Sunday, January 10, 2021

Beck & Costanza Bring Mickey Marks to Canada

Robin Hood & Co. 33 In the Groove text

In the inventory of comic book writer Mickey Klar Marks' papers at the University of Southern Mississippi there are stories noted as sold to "Bech and Cortaza" and "Bill and Cortazar" (with the collection's transcriber putting a "(?)" after those names). To comics fans, as SangorShop has pointed out, this is obviously "Beck and Costanza" written in the records themselves.

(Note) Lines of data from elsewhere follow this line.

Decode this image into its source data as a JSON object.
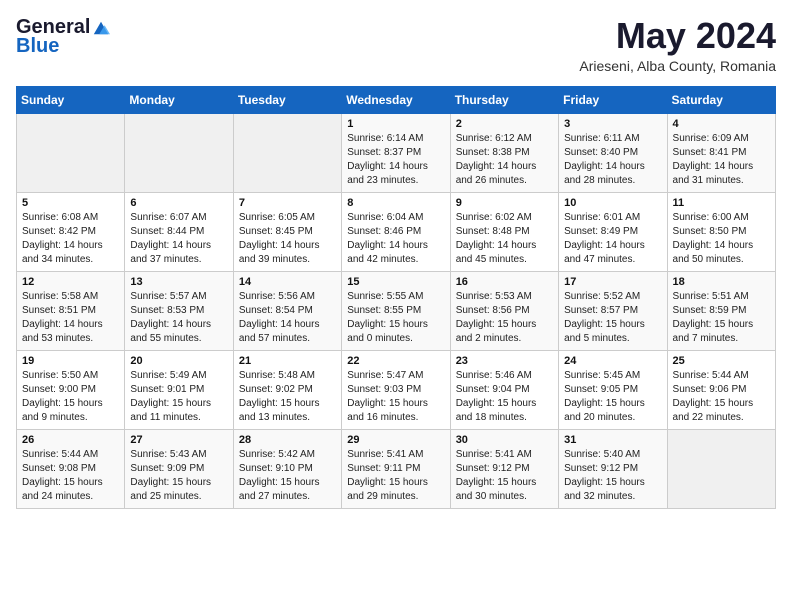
{
  "header": {
    "logo_general": "General",
    "logo_blue": "Blue",
    "month_year": "May 2024",
    "location": "Arieseni, Alba County, Romania"
  },
  "days_of_week": [
    "Sunday",
    "Monday",
    "Tuesday",
    "Wednesday",
    "Thursday",
    "Friday",
    "Saturday"
  ],
  "weeks": [
    [
      {
        "day": "",
        "sunrise": "",
        "sunset": "",
        "daylight": ""
      },
      {
        "day": "",
        "sunrise": "",
        "sunset": "",
        "daylight": ""
      },
      {
        "day": "",
        "sunrise": "",
        "sunset": "",
        "daylight": ""
      },
      {
        "day": "1",
        "sunrise": "Sunrise: 6:14 AM",
        "sunset": "Sunset: 8:37 PM",
        "daylight": "Daylight: 14 hours and 23 minutes."
      },
      {
        "day": "2",
        "sunrise": "Sunrise: 6:12 AM",
        "sunset": "Sunset: 8:38 PM",
        "daylight": "Daylight: 14 hours and 26 minutes."
      },
      {
        "day": "3",
        "sunrise": "Sunrise: 6:11 AM",
        "sunset": "Sunset: 8:40 PM",
        "daylight": "Daylight: 14 hours and 28 minutes."
      },
      {
        "day": "4",
        "sunrise": "Sunrise: 6:09 AM",
        "sunset": "Sunset: 8:41 PM",
        "daylight": "Daylight: 14 hours and 31 minutes."
      }
    ],
    [
      {
        "day": "5",
        "sunrise": "Sunrise: 6:08 AM",
        "sunset": "Sunset: 8:42 PM",
        "daylight": "Daylight: 14 hours and 34 minutes."
      },
      {
        "day": "6",
        "sunrise": "Sunrise: 6:07 AM",
        "sunset": "Sunset: 8:44 PM",
        "daylight": "Daylight: 14 hours and 37 minutes."
      },
      {
        "day": "7",
        "sunrise": "Sunrise: 6:05 AM",
        "sunset": "Sunset: 8:45 PM",
        "daylight": "Daylight: 14 hours and 39 minutes."
      },
      {
        "day": "8",
        "sunrise": "Sunrise: 6:04 AM",
        "sunset": "Sunset: 8:46 PM",
        "daylight": "Daylight: 14 hours and 42 minutes."
      },
      {
        "day": "9",
        "sunrise": "Sunrise: 6:02 AM",
        "sunset": "Sunset: 8:48 PM",
        "daylight": "Daylight: 14 hours and 45 minutes."
      },
      {
        "day": "10",
        "sunrise": "Sunrise: 6:01 AM",
        "sunset": "Sunset: 8:49 PM",
        "daylight": "Daylight: 14 hours and 47 minutes."
      },
      {
        "day": "11",
        "sunrise": "Sunrise: 6:00 AM",
        "sunset": "Sunset: 8:50 PM",
        "daylight": "Daylight: 14 hours and 50 minutes."
      }
    ],
    [
      {
        "day": "12",
        "sunrise": "Sunrise: 5:58 AM",
        "sunset": "Sunset: 8:51 PM",
        "daylight": "Daylight: 14 hours and 53 minutes."
      },
      {
        "day": "13",
        "sunrise": "Sunrise: 5:57 AM",
        "sunset": "Sunset: 8:53 PM",
        "daylight": "Daylight: 14 hours and 55 minutes."
      },
      {
        "day": "14",
        "sunrise": "Sunrise: 5:56 AM",
        "sunset": "Sunset: 8:54 PM",
        "daylight": "Daylight: 14 hours and 57 minutes."
      },
      {
        "day": "15",
        "sunrise": "Sunrise: 5:55 AM",
        "sunset": "Sunset: 8:55 PM",
        "daylight": "Daylight: 15 hours and 0 minutes."
      },
      {
        "day": "16",
        "sunrise": "Sunrise: 5:53 AM",
        "sunset": "Sunset: 8:56 PM",
        "daylight": "Daylight: 15 hours and 2 minutes."
      },
      {
        "day": "17",
        "sunrise": "Sunrise: 5:52 AM",
        "sunset": "Sunset: 8:57 PM",
        "daylight": "Daylight: 15 hours and 5 minutes."
      },
      {
        "day": "18",
        "sunrise": "Sunrise: 5:51 AM",
        "sunset": "Sunset: 8:59 PM",
        "daylight": "Daylight: 15 hours and 7 minutes."
      }
    ],
    [
      {
        "day": "19",
        "sunrise": "Sunrise: 5:50 AM",
        "sunset": "Sunset: 9:00 PM",
        "daylight": "Daylight: 15 hours and 9 minutes."
      },
      {
        "day": "20",
        "sunrise": "Sunrise: 5:49 AM",
        "sunset": "Sunset: 9:01 PM",
        "daylight": "Daylight: 15 hours and 11 minutes."
      },
      {
        "day": "21",
        "sunrise": "Sunrise: 5:48 AM",
        "sunset": "Sunset: 9:02 PM",
        "daylight": "Daylight: 15 hours and 13 minutes."
      },
      {
        "day": "22",
        "sunrise": "Sunrise: 5:47 AM",
        "sunset": "Sunset: 9:03 PM",
        "daylight": "Daylight: 15 hours and 16 minutes."
      },
      {
        "day": "23",
        "sunrise": "Sunrise: 5:46 AM",
        "sunset": "Sunset: 9:04 PM",
        "daylight": "Daylight: 15 hours and 18 minutes."
      },
      {
        "day": "24",
        "sunrise": "Sunrise: 5:45 AM",
        "sunset": "Sunset: 9:05 PM",
        "daylight": "Daylight: 15 hours and 20 minutes."
      },
      {
        "day": "25",
        "sunrise": "Sunrise: 5:44 AM",
        "sunset": "Sunset: 9:06 PM",
        "daylight": "Daylight: 15 hours and 22 minutes."
      }
    ],
    [
      {
        "day": "26",
        "sunrise": "Sunrise: 5:44 AM",
        "sunset": "Sunset: 9:08 PM",
        "daylight": "Daylight: 15 hours and 24 minutes."
      },
      {
        "day": "27",
        "sunrise": "Sunrise: 5:43 AM",
        "sunset": "Sunset: 9:09 PM",
        "daylight": "Daylight: 15 hours and 25 minutes."
      },
      {
        "day": "28",
        "sunrise": "Sunrise: 5:42 AM",
        "sunset": "Sunset: 9:10 PM",
        "daylight": "Daylight: 15 hours and 27 minutes."
      },
      {
        "day": "29",
        "sunrise": "Sunrise: 5:41 AM",
        "sunset": "Sunset: 9:11 PM",
        "daylight": "Daylight: 15 hours and 29 minutes."
      },
      {
        "day": "30",
        "sunrise": "Sunrise: 5:41 AM",
        "sunset": "Sunset: 9:12 PM",
        "daylight": "Daylight: 15 hours and 30 minutes."
      },
      {
        "day": "31",
        "sunrise": "Sunrise: 5:40 AM",
        "sunset": "Sunset: 9:12 PM",
        "daylight": "Daylight: 15 hours and 32 minutes."
      },
      {
        "day": "",
        "sunrise": "",
        "sunset": "",
        "daylight": ""
      }
    ]
  ]
}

The C.C. Beck-Pete Costanza Studio supplied scripts to Canadian publisher Anglo-American in the mid-40s (importing American artwork wasn't allowed). Otto Binder's scripts for AA may or may not have gone through the studio. But per her records, Mickey Marks' text pieces certainly did. They were published anonymously. Three formed a series about private detective Britt Nielson.

There's a text piece called "The Gold Seal" sold to Beck & Costanza in 1946 that I can't track down. Marks also sold two untitled comics stories to them in 1945 for a series called Dink, but if these ever came out (under a different series title, perhaps?), who can tell? Just to confuse things, there was a Dink series by Milt Hammer at the U.S. publisher Novelty, cheek by jowl at times with Marks' credited text pieces there.

Britt Nielson text pieces by Mickey Klar Marks
published at Anglo-American
(all anonymously)

THREE ACES Feb/46  51  Hear No Evil
THREE ACES Sep-Oct/46  54  The Plastic Madonna
ROBIN HOOD AND CO. Oct-Nov/46  33  In the Groove

Miscellaneous text pieces 

FREELANCE Apr/46  31  Vermont Comes to Texas
ROBIN HOOD AND CO. Jun-Jul/46  31  The Wrong Signal
GRAND SLAM Aug-Sep/46  54  "Daisy" Rafferty

Saturday, December 19, 2020

Molno on Dell's Superheroes

Superheroes 3

I'd IDed Bill Ely ghosting pencils for Sal Trapani on Dell's Superheroes #1-2, and my best guess at the time at #3-4 was Bill Fraccio.  In his blog, though, Lee Hartsfeld was tracking down Bill Molno ghosting Trapani, and suggested him as the penciller for Superheroes #3. Lee didn't get to pursue that on his blog before he discontinued it, so I'll back him up with this post and say that Molno ghosted #4 too.

I've repeated my IDs of Ely so these lists cover all the data not on the Grand Comics Database. #3's cover is the only one I 'd commit to Molno on, but I wouldn't be surprised if he and Ely pencilled their respective covers on 1, 2, and 4 too.

The writer looks the same for all four issues. But is it someone whose sole credit is this series or is it one of the usual suspects going for a more "with-it," caption-heavy style (and more in the manner of Bob Haney than Stan Lee)?

Superheroes

Jan/67 The Origin of the Fab Four (3 pts) p: Bill Ely
Apr/     The Clowns p: Ely

  Nutt's Revenge p: Ely
 
Enslaved p: Ely
May/   (cover)
p: Bill Molno
     Meet Coalman p: Molno
     The Mad Magician p: Molno
  Nepto of the Reef p: Molno
June/   The Hypno-Trap p: Molno
     Metamorphosis p: Molno
  Meet Mr. Mod p: Molno
  Endsville p: Molno